**To do:**
Reproduce the records below exactly, with nothing altered.

**Provided entries:**

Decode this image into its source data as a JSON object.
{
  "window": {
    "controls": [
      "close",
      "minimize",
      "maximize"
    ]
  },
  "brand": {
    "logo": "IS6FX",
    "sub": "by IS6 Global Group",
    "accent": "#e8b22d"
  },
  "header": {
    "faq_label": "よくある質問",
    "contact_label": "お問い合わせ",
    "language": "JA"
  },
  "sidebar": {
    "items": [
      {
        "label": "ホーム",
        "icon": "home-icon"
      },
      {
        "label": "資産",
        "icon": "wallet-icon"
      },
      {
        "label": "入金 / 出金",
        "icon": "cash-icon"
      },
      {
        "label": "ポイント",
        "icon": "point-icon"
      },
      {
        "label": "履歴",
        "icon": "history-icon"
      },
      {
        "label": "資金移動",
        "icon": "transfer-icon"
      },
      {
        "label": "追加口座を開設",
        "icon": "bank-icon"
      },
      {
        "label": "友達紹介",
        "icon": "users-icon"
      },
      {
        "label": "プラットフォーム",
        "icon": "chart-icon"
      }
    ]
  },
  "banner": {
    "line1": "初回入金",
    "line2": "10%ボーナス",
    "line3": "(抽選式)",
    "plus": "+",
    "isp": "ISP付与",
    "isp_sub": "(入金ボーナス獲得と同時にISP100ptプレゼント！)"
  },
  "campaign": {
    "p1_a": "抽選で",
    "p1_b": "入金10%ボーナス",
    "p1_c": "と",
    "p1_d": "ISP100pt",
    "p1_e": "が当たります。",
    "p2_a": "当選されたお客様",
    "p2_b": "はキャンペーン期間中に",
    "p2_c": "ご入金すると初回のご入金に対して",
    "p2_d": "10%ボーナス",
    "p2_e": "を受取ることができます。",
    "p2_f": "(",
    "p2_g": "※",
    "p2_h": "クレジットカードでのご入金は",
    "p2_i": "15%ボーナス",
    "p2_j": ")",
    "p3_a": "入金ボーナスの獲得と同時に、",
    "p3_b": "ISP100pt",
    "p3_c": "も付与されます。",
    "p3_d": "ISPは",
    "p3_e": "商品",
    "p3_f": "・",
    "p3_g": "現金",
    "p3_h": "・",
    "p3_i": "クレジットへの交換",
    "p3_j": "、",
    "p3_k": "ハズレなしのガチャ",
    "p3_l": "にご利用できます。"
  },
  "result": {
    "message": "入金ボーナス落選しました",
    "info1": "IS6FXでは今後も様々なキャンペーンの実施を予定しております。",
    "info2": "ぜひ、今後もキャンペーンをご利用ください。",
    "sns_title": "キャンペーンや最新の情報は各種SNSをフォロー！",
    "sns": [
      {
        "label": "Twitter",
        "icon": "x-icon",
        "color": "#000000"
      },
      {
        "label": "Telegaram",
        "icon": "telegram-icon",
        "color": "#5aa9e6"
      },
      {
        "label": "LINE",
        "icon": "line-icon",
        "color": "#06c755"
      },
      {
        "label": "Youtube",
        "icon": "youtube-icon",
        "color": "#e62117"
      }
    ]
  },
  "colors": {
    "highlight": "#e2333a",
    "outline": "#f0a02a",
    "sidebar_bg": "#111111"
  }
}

**Response box:**
Decode this image into its source data as a JSON object.
{
  "window": {
    "controls": [
      "close",
      "minimize",
      "maximize"
    ]
  },
  "brand": {
    "logo": "IS6FX",
    "sub": "by IS6 Global Group",
    "accent": "#e8b22d"
  },
  "header": {
    "faq_label": "よくある質問",
    "contact_label": "お問い合わせ",
    "language": "JA"
  },
  "sidebar": {
    "items": [
      {
        "label": "ホーム",
        "icon": "home-icon"
      },
      {
        "label": "資産",
        "icon": "wallet-icon"
      },
      {
        "label": "入金 / 出金",
        "icon": "cash-icon"
      },
      {
        "label": "ポイント",
        "icon": "point-icon"
      },
      {
        "label": "履歴",
        "icon": "history-icon"
      },
      {
        "label": "資金移動",
        "icon": "transfer-icon"
      },
      {
        "label": "追加口座を開設",
        "icon": "bank-icon"
      },
      {
        "label": "友達紹介",
        "icon": "users-icon"
      },
      {
        "label": "プラットフォーム",
        "icon": "chart-icon"
      }
    ]
  },
  "banner": {
    "line1": "初回入金",
    "line2": "10%ボーナス",
    "line3": "(抽選式)",
    "plus": "+",
    "isp": "ISP付与",
    "isp_sub": "(入金ボーナス獲得と同時にISP100ptプレゼント！)"
  },
  "campaign": {
    "p1_a": "抽選で",
    "p1_b": "入金10%ボーナス",
    "p1_c": "と",
    "p1_d": "ISP100pt",
    "p1_e": "が当たります。",
    "p2_a": "当選されたお客様",
    "p2_b": "はキャンペーン期間中に",
    "p2_c": "ご入金すると初回のご入金に対して",
    "p2_d": "10%ボーナス",
    "p2_e": "を受取ることができます。",
    "p2_f": "(",
    "p2_g": "※",
    "p2_h": "クレジットカードでのご入金は",
    "p2_i": "15%ボーナス",
    "p2_j": ")",
    "p3_a": "入金ボーナスの獲得と同時に、",
    "p3_b": "ISP100pt",
    "p3_c": "も付与されます。",
    "p3_d": "ISPは",
    "p3_e": "商品",
    "p3_f": "・",
    "p3_g": "現金",
    "p3_h": "・",
    "p3_i": "クレジットへの交換",
    "p3_j": "、",
    "p3_k": "ハズレなしのガチャ",
    "p3_l": "にご利用できます。"
  },
  "result": {
    "message": "入金ボーナス落選しました",
    "info1": "IS6FXでは今後も様々なキャンペーンの実施を予定しております。",
    "info2": "ぜひ、今後もキャンペーンをご利用ください。",
    "sns_title": "キャンペーンや最新の情報は各種SNSをフォロー！",
    "sns": [
      {
        "label": "Twitter",
        "icon": "x-icon",
        "color": "#000000"
      },
      {
        "label": "Telegaram",
        "icon": "telegram-icon",
        "color": "#5aa9e6"
      },
      {
        "label": "LINE",
        "icon": "line-icon",
        "color": "#06c755"
      },
      {
        "label": "Youtube",
        "icon": "youtube-icon",
        "color": "#e62117"
      }
    ]
  },
  "colors": {
    "highlight": "#e2333a",
    "outline": "#f0a02a",
    "sidebar_bg": "#111111"
  }
}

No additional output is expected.